By Sheri Bethard

Orange County Master Gardeners

This week I have received a number of emails and texts asking what the stuff is that is sticking out of their citrus trees is.  So, my article is regarding citrus borer insects. First let me say if you have green growth at the bottom of your tree, this is more than likely growth from the original rootstock your tree was grafted on to produce a quality tree. There are two common rootstocks used in Texas which are Flying Dragon and Trifoliate Orange. Neither one has a good tasting fruit if you are thinking about growing this tree out. If the growth is more than about 6 inches or so above the ground it is possible it could be from above the graft and your tree might be on a comeback.
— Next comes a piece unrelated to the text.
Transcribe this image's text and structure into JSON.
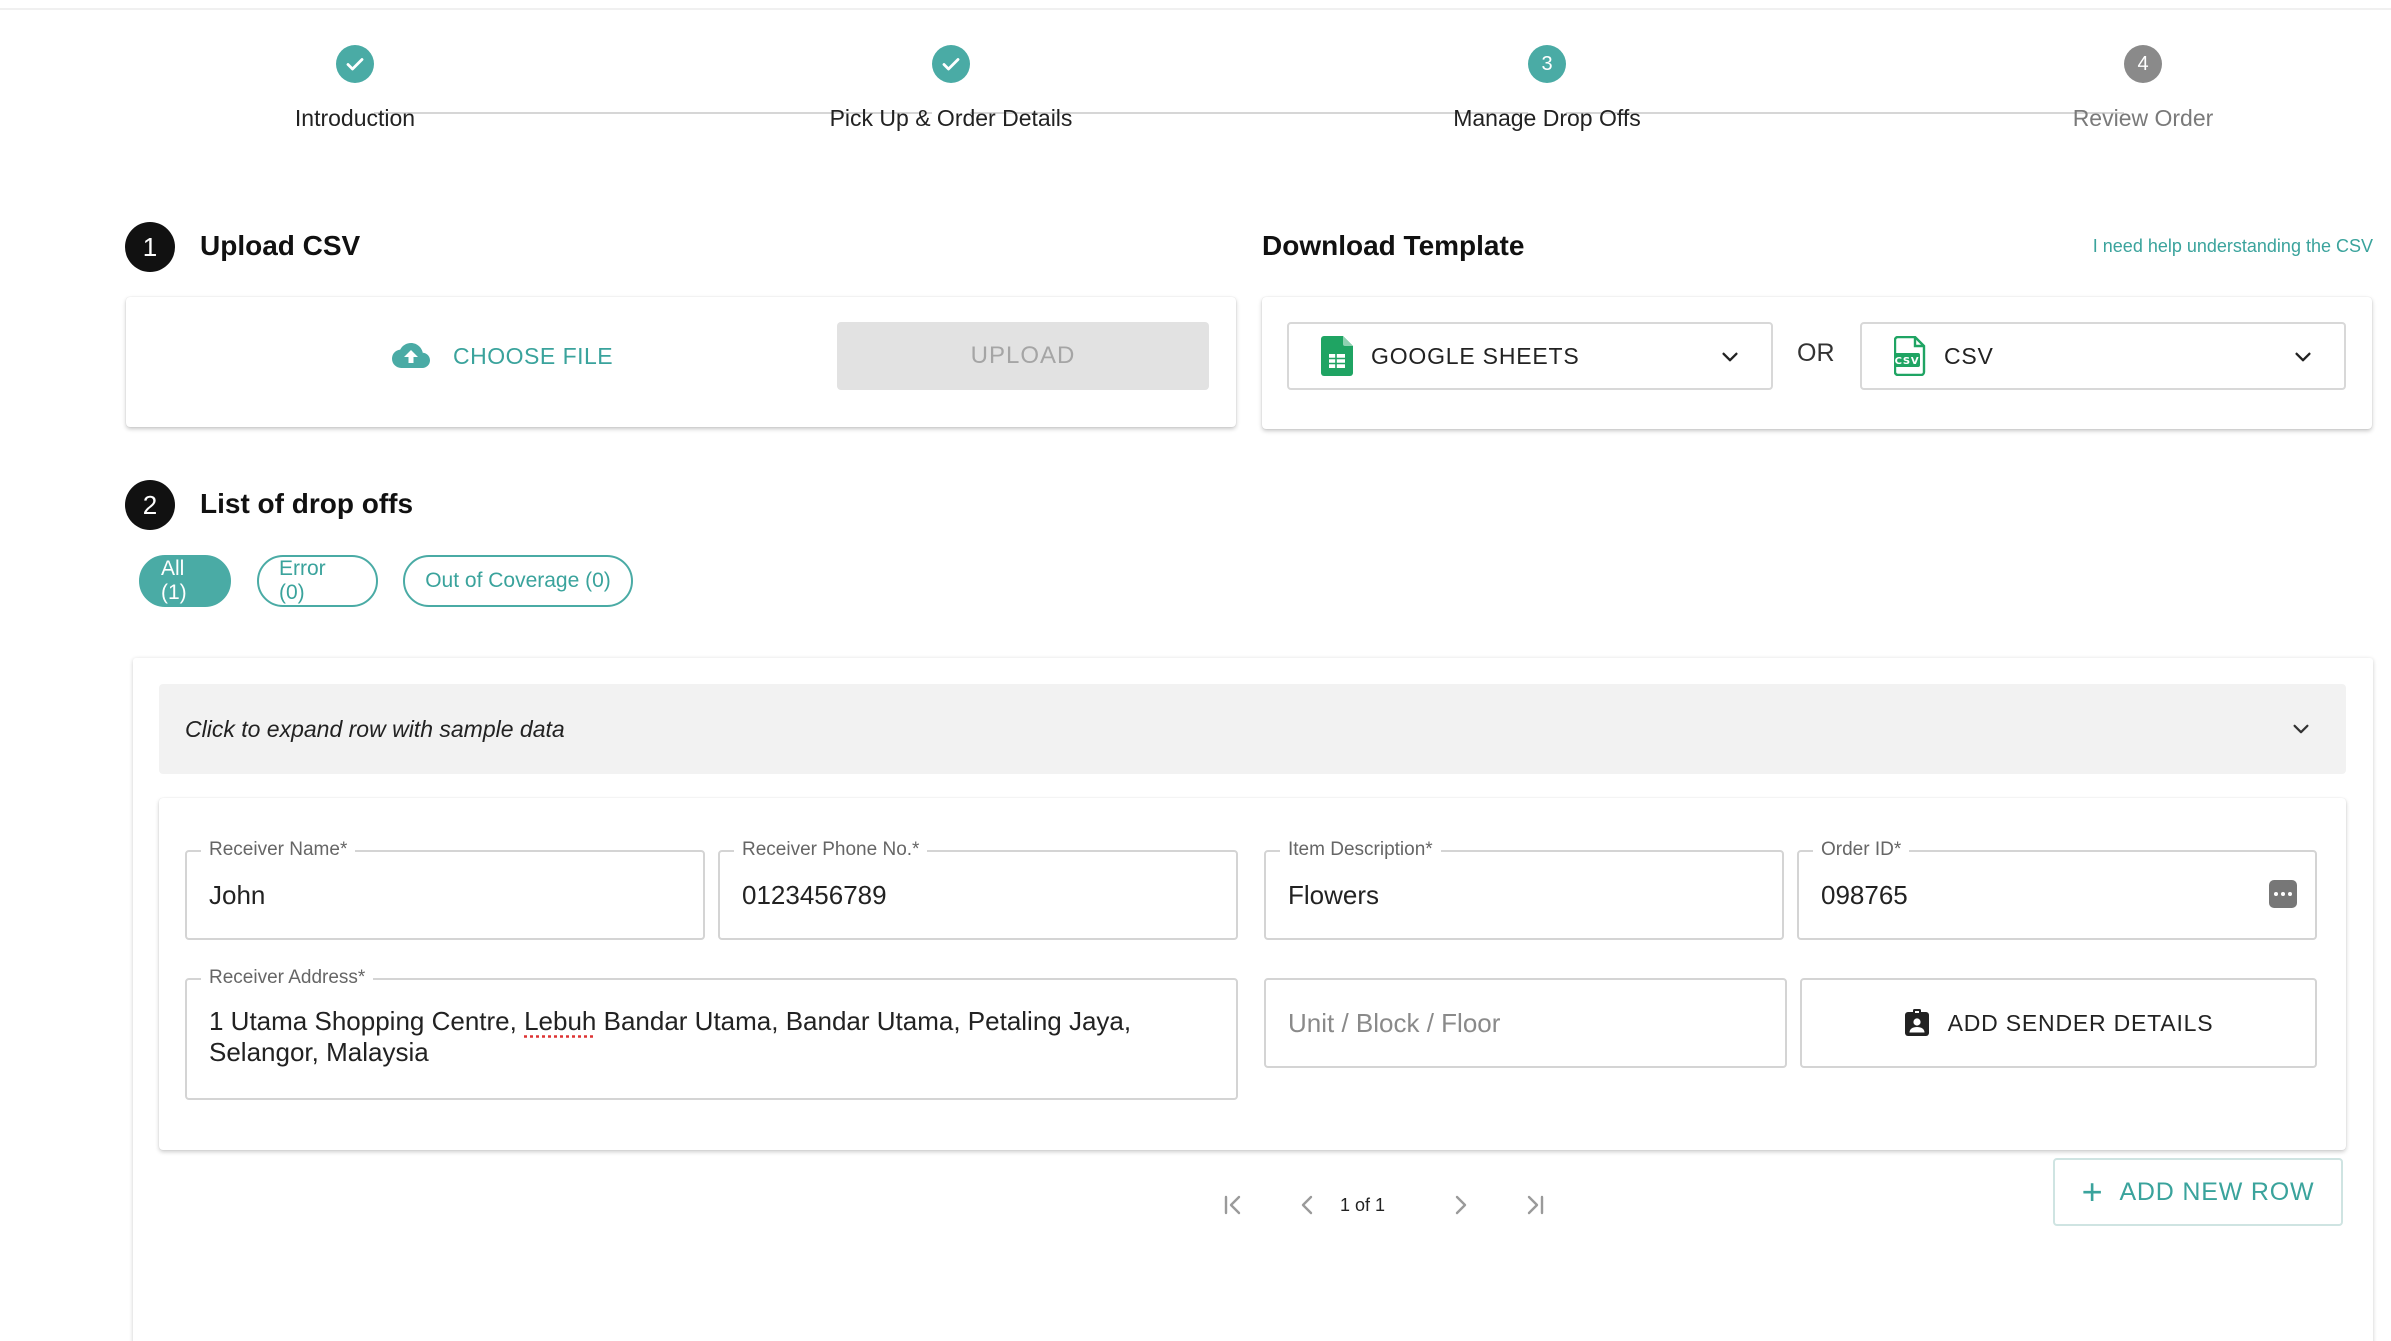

Citrus trees serve as a host to a number of wood borer insects and controlling them is the main thing to save your tree. First you should identify which borer insect is attacking your tree. Their presence is seen by entry and exit holes in the tree bark or limbs. Based on the pictures I have seen, more than likely the borer that is attacking the citrus in our area is the locust borer. It produces a sawdust like material called frass where they have bored. If you see the adults flying around your tree this is a good sign they are about.

With the cold temperatures we had it has taken a toll on the citrus in our area.  The borers attack trees which are in declining states of health and ours were because of the 20+ degree temperatures we had for 3 or so days.

If borers only appear in one part of your tree, cut those areas off and discard or burn them to prevent further infestation. DO NOT PUT IN YOUR COMPOST PILES!! If all the limbs have not produced any new leaf growth, then you should cut that part back until you reach green wood.

There are many chemicals you can use for control of borers but Spinosad insecticides are normally recommended for use on citrus trees since it is naturally occurring (organic). Using insecticides can be difficult since the borers are protected underneath the bark. Be sure to follow the manufacturer’s instructions on how to use to successfully eradicate them.

As I stated, borers are usually a sign of an unhealthy tree. Normally they will attack dead or dying limbs or trees. So, the quicker you can remove the dead wood or trees in some cases this will help keep the borers from spreading to other nearby trees.

Remember you can call our Hot Line Tuesdays and Thursdays from 10 a.m. – 2 p.m. to have your questions answered. You can also send an email to ocmg1990@gmail.com or post on our Facebook page Orange County Texas Master Gardeners.

If you are interested in joining the Orange County Master Gardeners, we have online classes ongoing for training. In person classes are still on hold at the current time. Please check our website https://txmg.org/orange for more information.